* TASK BRIEF: How many lines in the records below contain the word "Shadows"? Reply with the number alone.

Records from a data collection

Start of Block

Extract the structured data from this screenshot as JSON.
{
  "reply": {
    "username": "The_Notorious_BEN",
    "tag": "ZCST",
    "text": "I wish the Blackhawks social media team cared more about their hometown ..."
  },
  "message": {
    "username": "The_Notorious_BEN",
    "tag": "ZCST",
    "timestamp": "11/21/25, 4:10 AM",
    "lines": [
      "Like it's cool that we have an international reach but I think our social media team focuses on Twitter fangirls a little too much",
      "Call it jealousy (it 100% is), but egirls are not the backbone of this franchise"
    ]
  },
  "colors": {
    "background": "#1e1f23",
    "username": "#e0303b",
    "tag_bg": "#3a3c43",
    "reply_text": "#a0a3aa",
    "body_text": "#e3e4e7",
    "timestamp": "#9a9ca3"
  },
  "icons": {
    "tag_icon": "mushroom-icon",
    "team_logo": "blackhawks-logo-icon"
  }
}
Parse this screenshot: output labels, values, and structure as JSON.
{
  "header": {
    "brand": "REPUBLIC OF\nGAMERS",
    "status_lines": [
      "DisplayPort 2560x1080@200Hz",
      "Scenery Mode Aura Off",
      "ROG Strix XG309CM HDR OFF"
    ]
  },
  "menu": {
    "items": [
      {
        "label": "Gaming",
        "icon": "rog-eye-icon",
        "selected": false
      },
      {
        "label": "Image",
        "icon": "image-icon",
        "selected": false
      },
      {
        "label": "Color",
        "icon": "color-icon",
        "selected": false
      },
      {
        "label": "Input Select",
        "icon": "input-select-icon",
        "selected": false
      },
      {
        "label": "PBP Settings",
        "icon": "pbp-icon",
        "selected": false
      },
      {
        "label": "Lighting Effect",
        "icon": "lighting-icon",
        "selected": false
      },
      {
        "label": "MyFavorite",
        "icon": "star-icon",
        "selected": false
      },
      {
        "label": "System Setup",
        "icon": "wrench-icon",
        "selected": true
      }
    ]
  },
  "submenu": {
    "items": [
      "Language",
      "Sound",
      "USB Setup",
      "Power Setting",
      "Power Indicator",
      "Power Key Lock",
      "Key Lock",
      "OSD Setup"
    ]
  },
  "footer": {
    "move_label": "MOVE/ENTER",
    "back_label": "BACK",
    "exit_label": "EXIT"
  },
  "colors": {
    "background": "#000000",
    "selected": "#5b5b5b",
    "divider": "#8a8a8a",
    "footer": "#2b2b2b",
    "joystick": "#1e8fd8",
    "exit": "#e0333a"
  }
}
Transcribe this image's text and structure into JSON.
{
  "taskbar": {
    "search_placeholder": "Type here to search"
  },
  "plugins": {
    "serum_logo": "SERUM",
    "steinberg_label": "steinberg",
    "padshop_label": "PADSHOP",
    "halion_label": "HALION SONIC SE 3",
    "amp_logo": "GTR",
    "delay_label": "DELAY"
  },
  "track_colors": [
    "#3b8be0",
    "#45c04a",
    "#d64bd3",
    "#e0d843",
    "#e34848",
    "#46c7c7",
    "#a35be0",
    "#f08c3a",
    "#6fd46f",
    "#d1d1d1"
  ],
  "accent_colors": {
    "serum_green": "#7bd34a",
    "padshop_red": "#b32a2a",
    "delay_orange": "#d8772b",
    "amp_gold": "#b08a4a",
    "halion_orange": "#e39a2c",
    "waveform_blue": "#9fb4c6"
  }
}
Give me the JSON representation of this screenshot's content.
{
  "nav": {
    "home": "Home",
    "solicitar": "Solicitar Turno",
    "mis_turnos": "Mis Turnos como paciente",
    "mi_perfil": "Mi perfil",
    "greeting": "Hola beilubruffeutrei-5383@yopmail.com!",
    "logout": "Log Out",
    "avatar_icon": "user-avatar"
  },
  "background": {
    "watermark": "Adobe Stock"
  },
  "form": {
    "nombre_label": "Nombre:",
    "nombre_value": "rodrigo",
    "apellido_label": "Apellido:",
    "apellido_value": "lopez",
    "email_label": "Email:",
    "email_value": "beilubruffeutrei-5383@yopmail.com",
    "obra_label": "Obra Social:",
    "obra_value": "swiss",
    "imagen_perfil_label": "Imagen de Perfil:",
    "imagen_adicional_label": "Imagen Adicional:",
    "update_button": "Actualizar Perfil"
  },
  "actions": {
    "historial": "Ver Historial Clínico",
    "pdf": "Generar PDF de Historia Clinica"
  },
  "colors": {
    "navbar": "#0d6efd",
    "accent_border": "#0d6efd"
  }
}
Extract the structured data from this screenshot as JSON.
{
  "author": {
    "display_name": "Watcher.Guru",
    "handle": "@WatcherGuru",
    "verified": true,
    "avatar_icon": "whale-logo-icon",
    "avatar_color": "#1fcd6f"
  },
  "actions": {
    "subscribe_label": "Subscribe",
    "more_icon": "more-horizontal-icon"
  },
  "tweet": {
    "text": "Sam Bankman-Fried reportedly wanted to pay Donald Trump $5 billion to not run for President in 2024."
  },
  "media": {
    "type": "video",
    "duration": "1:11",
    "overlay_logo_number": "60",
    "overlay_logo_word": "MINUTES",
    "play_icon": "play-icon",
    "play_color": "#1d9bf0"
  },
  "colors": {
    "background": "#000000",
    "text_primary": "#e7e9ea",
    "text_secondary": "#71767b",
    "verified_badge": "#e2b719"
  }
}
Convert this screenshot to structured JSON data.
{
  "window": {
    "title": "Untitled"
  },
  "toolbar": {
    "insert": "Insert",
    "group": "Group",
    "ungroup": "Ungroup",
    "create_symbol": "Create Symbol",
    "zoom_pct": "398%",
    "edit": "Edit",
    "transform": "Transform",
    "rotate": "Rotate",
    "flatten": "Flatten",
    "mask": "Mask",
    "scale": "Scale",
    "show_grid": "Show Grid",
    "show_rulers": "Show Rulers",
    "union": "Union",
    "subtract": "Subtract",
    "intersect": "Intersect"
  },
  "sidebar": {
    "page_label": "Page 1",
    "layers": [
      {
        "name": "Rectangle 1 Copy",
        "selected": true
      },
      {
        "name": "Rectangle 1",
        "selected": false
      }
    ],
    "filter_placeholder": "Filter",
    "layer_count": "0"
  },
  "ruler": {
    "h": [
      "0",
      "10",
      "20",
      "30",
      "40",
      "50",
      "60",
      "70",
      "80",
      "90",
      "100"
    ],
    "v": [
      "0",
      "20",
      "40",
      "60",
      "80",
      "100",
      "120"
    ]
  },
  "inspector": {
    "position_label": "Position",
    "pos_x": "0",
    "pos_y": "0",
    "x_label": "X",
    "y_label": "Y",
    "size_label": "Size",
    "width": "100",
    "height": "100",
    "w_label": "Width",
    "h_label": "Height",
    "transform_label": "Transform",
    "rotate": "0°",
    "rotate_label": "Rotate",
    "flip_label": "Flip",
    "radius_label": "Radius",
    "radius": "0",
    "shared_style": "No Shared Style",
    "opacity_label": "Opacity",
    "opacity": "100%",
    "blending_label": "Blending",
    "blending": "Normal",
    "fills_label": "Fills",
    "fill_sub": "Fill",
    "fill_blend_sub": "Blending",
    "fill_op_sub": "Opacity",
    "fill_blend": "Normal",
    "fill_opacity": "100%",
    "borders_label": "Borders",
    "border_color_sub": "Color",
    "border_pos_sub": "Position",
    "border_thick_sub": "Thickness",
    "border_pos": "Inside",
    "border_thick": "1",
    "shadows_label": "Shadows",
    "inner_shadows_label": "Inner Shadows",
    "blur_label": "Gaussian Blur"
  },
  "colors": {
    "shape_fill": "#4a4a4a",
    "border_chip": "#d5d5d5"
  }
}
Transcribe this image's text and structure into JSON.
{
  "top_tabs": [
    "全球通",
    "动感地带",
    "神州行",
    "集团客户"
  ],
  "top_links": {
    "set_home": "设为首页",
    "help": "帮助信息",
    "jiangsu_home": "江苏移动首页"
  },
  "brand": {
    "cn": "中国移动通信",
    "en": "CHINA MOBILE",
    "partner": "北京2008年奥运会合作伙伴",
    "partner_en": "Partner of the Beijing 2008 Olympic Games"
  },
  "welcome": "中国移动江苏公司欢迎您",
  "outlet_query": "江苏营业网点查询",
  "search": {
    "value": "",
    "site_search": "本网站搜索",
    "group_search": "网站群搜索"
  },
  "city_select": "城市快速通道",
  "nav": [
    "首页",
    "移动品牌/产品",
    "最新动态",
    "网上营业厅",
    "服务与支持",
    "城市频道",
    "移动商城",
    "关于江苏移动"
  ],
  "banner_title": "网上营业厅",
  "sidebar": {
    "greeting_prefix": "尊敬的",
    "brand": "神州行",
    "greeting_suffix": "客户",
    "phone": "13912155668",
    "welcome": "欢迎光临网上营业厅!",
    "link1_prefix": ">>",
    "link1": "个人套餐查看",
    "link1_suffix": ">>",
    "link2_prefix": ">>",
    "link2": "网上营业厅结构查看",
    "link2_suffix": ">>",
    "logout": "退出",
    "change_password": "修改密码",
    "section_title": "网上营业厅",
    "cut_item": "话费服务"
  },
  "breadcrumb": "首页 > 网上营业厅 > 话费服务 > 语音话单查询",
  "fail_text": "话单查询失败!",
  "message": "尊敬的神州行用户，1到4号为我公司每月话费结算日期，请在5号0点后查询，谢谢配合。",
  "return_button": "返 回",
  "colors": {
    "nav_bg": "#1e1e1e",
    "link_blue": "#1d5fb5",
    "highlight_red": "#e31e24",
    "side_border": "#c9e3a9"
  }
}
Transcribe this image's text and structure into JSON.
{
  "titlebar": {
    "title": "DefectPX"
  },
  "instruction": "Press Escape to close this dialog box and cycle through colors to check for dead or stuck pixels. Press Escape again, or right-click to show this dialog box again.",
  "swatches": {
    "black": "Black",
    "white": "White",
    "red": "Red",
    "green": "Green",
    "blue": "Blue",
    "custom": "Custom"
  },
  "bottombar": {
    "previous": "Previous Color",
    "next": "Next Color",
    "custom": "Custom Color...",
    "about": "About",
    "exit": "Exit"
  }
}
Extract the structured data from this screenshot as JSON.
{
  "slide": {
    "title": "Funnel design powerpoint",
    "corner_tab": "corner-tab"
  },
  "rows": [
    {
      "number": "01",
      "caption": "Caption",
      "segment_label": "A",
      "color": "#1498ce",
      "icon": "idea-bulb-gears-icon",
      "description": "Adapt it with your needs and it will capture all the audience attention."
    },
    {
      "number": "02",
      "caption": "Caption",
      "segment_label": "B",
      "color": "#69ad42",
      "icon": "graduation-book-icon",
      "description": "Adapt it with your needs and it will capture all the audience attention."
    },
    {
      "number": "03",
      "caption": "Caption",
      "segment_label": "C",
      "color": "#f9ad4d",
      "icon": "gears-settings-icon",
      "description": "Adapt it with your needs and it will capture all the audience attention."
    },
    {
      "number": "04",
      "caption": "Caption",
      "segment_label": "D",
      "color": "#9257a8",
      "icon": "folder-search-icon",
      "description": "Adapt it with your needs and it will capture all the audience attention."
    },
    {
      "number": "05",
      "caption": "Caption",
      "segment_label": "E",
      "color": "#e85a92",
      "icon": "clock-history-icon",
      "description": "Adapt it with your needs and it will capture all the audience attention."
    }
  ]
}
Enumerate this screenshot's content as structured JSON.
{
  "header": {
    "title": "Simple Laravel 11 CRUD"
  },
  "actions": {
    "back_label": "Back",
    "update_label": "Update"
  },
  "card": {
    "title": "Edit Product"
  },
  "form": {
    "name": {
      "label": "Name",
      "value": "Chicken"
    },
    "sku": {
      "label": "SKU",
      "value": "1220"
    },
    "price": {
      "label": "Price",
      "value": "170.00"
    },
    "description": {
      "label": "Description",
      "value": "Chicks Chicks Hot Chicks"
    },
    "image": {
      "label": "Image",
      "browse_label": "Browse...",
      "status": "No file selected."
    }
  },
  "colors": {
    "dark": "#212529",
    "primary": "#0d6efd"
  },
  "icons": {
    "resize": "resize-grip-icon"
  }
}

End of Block

* COMPLETED EXERCISE: 2